February 1, 2015

Education Minister Avcı: the most unfortunate member of the Cabinet

Ali Aslan Kılıç

The graft and bribery scandal that went public on Dec. 17, 2013 continues to undermine the prestige of the ruling Justice and Development Party (AK Party).

It is true that a judicial investigation into the case was put on the back burner with the prosecutor's eventual decision of non-prosecution. It is also true that Parliament voted not to proceed with a probe into the allegations.

But the loss of prestige does not stem from the ongoing discussions about corruption and bribery or from the emergence of new documents showing evidence of them.

On the contrary, the ruling party is skilled in coming up with controversial new topics for debate so that the graft and bribery allegations are kept off the agenda.

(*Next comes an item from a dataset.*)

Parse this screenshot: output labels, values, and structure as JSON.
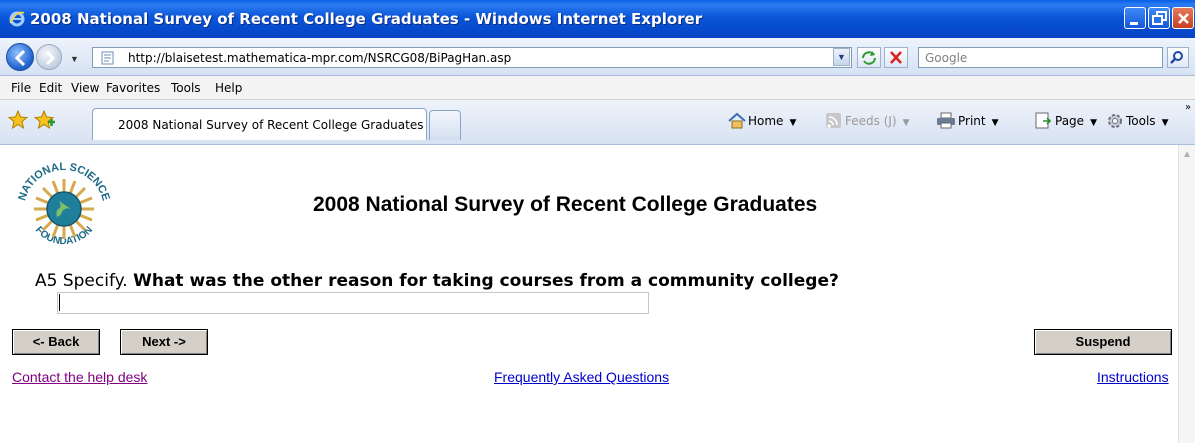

What makes the prestige of the government melt away like snow in the sun is its exaggerated and revengeful attitude in dealing with Dec. 17. It was easy for the ruling party to discredit the graft investigation as a "judicial coup" through a series of campaigns designed to manipulate the public's views. The same campaigns were successful in making the typical AK Party supporters believe this judicial coup was staged by a so-called "parallel structure" -- a term frequently used by government officials about the Gülen movement, a faith-based movement inspired by Islamic scholar Fethullah Gülen.

However, consider the following:

- First of all, the witch hunt against public sector employees created questions in people's minds.
- The terror charges raised against the Gülen movement in connection with the script of a soap opera, two columns and a news report could not be made to stick so easily.
- Samanyolu Broadcasting Group General Manager Hidayet Karaca was unlawfully arrested and has been in jail for 50 days, and conscientious people cannot support his victimization.

If there is concrete and strong evidence, the judicial process must be set in motion. Anyone who violates laws must be tried and punished by the court. But the ruling party has been unable to produce anything to prove the “judicial coup” claim it has been making for the last 13 months. Thus, without proving this claim, it sounds libelous to accuse a group of being a “parallel structure.”

Unfounded allegations and slanderous charges will work up to a point. After that, its credibility starts to disappear.

The plan to shut down Turkish schools abroad -- which are run by Turkish entrepreneurs inspired by the ideas of Gülen, who is well-respected around the world -- is such a point. This move is so fallacious and unfair that the perception engineering campaigns are unable to support it.

It is quite strange that the head of the state seeks to undermine a project which is a source of pride for the nation. Pitting the state and the nation against each other brings up bad memories in this country.

This move that triggers the loss of prestige of the ruling party is so misguided that it will discredit it whether it is successful or not. Indeed, an article that appeared in Nigeria's reputable newspaper Leadership, titled "That Erdogan's War With Education In Africa," draws attention to this irrationality.

This fallacy is a breach of diplomatic courtesy and would mean meddling in the domestic affairs of a country if it was to be voiced during a tête-à-tête with the host leader, but yet it is being publicly voiced by Turkey's President Recep Tayyip Erdoğan.

This move undermines the ruling party's prestige both at home and abroad, and has rekindled the debate about Turkey's failing education system. And Nabi Avcı, the Cabinet's unluckiest minister, has been tasked with defending Turkey's paralyzed education system and Erdoğan's "war on education." What can one say to defend the suggestion, "Shut down the Turkish schools and we, the Ministry of Education, will open up new ones."

I have been acquainted with Avcı for about 30 years. He is a polite and respected person, but if he had known that he would have to deal with such a situation, I am sure he would not have resigned from the university he was at and gone into politics.

All members of the Cabinet, particularly Prime Minister Ahmet Davutoğlu, are going through an arduous test. But my dear friend Avcı is the most unfortunate one. Apparently, he is going through the hardest time of his life.

Published on Sunday's Zaman, 01 February 2015, Sunday